Time to "Howl"!
Monday, October 25, 2010
There are many layers here. There’s “Howl” the poem at the heart of it all. And there’s “Howl” the event that made a generation of critics, readers, and self-annointed keepers of public morality howl with varying degrees of delight and outrage. And there was “Howl” the court case, which ruled on the question of whether or not publication of the poem should be prohibited on the grounds of obscenity. Finally, there was the poet, Allen Ginsberg, himself, whose howl of protest became one of the 20th century’s touchstones.
The movie manages to incorporate each of these. It cuts from James Franco as the young Ginsberg reading his poem to Ginsberg a few years later giving an interview to a courtroom in which the obscenity trial is taking place. In doing so, the film gives a sense of the immediate reaction to the poem and the context of its appearance in 1950s America.
The movie does one other thing, which I found extraordinary. It actually makes parts of the poem visible through illustrations that are as imaginative and captivating as they are uneven.
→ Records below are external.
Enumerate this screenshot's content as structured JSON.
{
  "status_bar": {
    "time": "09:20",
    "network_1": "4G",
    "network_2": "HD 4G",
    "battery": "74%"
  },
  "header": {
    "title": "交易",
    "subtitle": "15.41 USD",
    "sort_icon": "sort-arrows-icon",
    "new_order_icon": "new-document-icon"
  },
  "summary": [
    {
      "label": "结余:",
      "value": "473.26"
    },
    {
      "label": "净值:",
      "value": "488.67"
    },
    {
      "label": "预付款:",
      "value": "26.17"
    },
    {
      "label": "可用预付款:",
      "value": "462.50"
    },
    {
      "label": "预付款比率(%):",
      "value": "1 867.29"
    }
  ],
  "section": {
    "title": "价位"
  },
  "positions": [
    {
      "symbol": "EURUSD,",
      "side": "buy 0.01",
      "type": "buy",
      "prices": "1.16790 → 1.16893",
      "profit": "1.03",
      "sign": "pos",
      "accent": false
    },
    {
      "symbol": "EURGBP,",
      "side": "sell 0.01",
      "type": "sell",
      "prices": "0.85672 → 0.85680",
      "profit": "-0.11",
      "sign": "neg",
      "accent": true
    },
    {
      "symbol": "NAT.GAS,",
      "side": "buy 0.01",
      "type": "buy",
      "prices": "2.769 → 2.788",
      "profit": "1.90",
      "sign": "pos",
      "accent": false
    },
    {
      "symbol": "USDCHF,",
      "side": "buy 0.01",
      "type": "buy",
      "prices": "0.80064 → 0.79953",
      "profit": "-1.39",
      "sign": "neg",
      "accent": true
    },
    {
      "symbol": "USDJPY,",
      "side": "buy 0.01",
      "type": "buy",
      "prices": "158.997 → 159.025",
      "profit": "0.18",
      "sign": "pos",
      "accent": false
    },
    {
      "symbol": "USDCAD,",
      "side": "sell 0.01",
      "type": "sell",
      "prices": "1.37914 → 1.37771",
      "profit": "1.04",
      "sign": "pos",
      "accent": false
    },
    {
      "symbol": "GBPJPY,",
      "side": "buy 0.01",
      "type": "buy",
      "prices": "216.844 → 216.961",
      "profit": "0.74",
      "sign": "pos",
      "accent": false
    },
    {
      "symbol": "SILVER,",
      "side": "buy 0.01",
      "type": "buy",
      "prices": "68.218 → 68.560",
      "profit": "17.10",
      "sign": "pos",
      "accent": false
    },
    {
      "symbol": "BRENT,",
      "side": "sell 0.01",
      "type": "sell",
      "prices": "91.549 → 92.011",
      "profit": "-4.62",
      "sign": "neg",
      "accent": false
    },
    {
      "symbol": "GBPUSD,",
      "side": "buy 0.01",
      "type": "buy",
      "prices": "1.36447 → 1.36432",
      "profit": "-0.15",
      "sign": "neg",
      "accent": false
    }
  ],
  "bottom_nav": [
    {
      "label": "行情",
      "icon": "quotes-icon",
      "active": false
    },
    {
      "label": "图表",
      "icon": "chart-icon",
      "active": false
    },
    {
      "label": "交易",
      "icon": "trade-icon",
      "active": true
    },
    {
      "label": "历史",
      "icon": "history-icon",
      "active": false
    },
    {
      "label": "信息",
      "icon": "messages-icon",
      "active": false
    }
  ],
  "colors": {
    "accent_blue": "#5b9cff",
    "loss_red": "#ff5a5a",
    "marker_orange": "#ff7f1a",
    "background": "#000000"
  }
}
They’re far from perfect, but they are an engaging attempt to add an additional dimension to the words. Do the words need an additional dimension? Most definitely not. But how likely would it be to have a film about a poem that relied on the spoken word alone? Actually, how likely would it be to have a film about a poem at all?
That’s what I found most exhilarating about “Howl” the movie. It actually starred “Howl” the poem. It has a lot going on, to be sure, but it gets out of the way of the words enough so you can tell what all the fuss continues to be about. “Howl” the poem is astounding.